Mutter began his career as a newspaper columnist and editor at the Chicago Daily News and later rose to City Editor of the Chicago Sun-Times. In 1984, he became No. 2 editor of the San Francisco Chronicle.
He left the newspaper business in 1988 to join InterMedia Partners, a start-up that became one of the largest cable-TV companies in the U.S.
Mutter was the COO of InterMedia when he moved to Silicon Valley in 1996 to join the first of the three start-up companies he led as CEO.
The companies he headed were a pioneering Internet service provider and two enterprise-software companies.
Mutter now is a consultant specializing in corporate initiatives and new media ventures involving journalism and technology. He ordinarily does not write about clients or subjects that will affect their interests. In the rare event he does, this will be fully disclosed.

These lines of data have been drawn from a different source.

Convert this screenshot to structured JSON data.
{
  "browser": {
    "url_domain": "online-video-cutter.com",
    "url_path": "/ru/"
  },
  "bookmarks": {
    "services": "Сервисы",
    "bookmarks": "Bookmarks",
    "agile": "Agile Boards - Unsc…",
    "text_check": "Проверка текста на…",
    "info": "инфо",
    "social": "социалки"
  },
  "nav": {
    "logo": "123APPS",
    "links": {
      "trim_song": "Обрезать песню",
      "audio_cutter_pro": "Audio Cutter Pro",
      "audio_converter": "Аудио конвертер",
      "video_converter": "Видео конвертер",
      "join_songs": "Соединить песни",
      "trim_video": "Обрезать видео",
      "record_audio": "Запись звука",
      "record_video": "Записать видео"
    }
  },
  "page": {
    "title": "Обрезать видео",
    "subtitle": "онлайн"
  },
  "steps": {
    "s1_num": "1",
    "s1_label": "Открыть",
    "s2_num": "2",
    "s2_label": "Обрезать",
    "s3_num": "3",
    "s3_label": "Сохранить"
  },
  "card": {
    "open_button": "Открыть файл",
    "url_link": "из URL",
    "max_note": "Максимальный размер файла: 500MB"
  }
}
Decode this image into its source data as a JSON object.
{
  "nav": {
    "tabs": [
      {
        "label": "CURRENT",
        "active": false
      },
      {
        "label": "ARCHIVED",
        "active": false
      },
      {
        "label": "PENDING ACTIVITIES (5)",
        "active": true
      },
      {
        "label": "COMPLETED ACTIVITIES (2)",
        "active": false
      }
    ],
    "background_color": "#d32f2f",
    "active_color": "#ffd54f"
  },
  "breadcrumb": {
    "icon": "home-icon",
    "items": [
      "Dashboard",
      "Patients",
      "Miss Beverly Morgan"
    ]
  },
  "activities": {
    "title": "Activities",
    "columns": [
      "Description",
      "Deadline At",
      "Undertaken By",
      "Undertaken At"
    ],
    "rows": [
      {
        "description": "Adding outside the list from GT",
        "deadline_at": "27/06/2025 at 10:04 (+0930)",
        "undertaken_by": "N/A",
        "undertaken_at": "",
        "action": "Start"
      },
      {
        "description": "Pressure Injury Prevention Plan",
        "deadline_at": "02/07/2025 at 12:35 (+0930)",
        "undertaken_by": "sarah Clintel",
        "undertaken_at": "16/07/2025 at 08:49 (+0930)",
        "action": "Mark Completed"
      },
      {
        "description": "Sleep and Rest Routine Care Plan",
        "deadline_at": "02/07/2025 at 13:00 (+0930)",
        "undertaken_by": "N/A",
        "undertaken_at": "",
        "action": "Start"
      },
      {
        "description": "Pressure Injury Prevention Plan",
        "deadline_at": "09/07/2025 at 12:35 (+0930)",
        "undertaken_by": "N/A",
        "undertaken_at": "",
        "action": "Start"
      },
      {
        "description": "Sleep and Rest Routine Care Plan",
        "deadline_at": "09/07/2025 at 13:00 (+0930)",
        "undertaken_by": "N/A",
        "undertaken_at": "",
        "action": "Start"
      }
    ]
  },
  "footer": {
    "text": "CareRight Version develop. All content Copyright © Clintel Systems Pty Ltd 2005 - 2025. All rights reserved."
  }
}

Mutter also is on the adjunct faculty of the Graduate School of Journalism at the University of California at Berkeley.